Chapter 16: Overclocking to Achieve Processor and Motherboard Compatibility


Chapter 16: Overclocking to Achieve Processor and Motherboard Compatibility

Overview

Motherboards cannot always work with newer processors, even if those processors correspond to the standards of those motherboards. In such cases, the recommendation is to update the BIOS code. It often is difficult to implement this advice because it requires a second processor manufactured with the earlier technology. Unfortunately, few end users have a second processor at their disposal. In most cases, however, this compatibility problem can be solved by unlocking the frequency multiplier.

(Materials provided with the permission of http://www.overclockers.ru, a Russian-language Web site.)

Physically, AMD's first Athlon XP processors based on the Thoroughbred core (0.13-micrometer technology) were no different than Athlon XP processors based on the Palomino core (0.18-micrometer technology). The technological process changed, and the core area, operating voltage, and heat generation decreased. Nevertheless, the first models were practically identical in the internal structure of the die, the number of transistors, the amount of cache memory, and the FSB frequency.

AMD Athlon XP 2200+ based on the Thoroughbred core is a good example. Nominal frequency of this model is 1,800 MHz, the bus frequency is 133 MHz, and the multiplier 13.5x. Operating voltage of the processor is 1.65 V.

Despite the similarities between the Thoroughbred and Palomino architectures, unexpected difficulties were encountered when testing AMD Athlon XP 2200+ (AIRGA 0224WPAW) processors. Testing revealed that processors based on the Thoroughbred core are not supported by all motherboards. When processors based on the Palomino core were used, problems were not encountered with those motherboards. Furthermore, those motherboards were recommended on the AMD Web site for Athlon XP processors.
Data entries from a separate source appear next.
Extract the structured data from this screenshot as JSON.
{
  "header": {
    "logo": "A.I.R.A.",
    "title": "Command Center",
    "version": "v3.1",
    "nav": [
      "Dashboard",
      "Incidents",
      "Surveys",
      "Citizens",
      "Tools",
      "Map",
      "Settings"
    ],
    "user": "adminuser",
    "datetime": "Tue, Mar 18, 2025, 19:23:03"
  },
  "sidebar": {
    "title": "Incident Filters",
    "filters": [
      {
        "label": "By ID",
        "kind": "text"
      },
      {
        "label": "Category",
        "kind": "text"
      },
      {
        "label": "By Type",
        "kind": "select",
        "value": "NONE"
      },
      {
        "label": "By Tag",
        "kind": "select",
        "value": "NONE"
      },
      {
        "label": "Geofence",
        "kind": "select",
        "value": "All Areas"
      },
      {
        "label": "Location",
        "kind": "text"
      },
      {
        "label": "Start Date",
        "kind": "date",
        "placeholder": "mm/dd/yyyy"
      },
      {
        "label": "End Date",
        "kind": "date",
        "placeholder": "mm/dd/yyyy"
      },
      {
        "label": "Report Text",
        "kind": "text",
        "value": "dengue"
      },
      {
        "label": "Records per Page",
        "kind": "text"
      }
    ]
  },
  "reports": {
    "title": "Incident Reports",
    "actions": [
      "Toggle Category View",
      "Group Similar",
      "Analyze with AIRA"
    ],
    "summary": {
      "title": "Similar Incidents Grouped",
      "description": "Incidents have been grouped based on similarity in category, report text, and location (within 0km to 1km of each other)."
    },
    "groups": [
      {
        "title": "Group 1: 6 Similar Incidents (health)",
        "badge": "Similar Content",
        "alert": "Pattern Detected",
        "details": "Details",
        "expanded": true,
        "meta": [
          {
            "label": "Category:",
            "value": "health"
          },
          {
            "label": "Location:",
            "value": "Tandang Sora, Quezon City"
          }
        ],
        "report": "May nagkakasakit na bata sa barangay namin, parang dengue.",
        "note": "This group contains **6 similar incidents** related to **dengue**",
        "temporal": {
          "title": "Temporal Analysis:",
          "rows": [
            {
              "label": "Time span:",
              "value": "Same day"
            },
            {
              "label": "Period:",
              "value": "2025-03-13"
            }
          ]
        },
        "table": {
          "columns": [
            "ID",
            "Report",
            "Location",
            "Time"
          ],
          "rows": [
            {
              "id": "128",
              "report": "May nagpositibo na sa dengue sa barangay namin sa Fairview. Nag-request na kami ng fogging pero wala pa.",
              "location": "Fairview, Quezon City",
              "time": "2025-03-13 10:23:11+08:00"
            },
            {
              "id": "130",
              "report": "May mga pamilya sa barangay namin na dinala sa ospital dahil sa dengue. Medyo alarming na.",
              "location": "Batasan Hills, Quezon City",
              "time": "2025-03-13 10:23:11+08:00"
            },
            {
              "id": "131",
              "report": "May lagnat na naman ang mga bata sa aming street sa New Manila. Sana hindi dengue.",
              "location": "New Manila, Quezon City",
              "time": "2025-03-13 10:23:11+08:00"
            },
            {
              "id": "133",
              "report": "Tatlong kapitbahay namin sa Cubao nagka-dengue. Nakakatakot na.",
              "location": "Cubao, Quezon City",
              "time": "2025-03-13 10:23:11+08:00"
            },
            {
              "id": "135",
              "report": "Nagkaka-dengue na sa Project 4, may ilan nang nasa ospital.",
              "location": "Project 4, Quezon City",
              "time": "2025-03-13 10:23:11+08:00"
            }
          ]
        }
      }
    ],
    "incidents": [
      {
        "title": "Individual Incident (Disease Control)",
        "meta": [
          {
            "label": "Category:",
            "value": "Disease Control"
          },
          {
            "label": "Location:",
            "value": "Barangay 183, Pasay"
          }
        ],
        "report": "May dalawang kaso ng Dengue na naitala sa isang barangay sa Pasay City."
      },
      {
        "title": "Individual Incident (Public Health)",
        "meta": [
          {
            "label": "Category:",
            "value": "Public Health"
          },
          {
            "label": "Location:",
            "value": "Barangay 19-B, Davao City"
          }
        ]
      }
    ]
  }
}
For all such cases, AMD recommends that you update the BIOS code. However, in most cases, it is impossible to accomplish this task. Problematic motherboards don't even start with processors based on the Thoroughbred core, and most users have no second processor compatible with the motherboard.

From several available motherboards, the Asus A7V333 revision 1.01 was chosen. It showed stable operation even with BIOS version 1005. AMD recommends using BIOS starting from version 1007.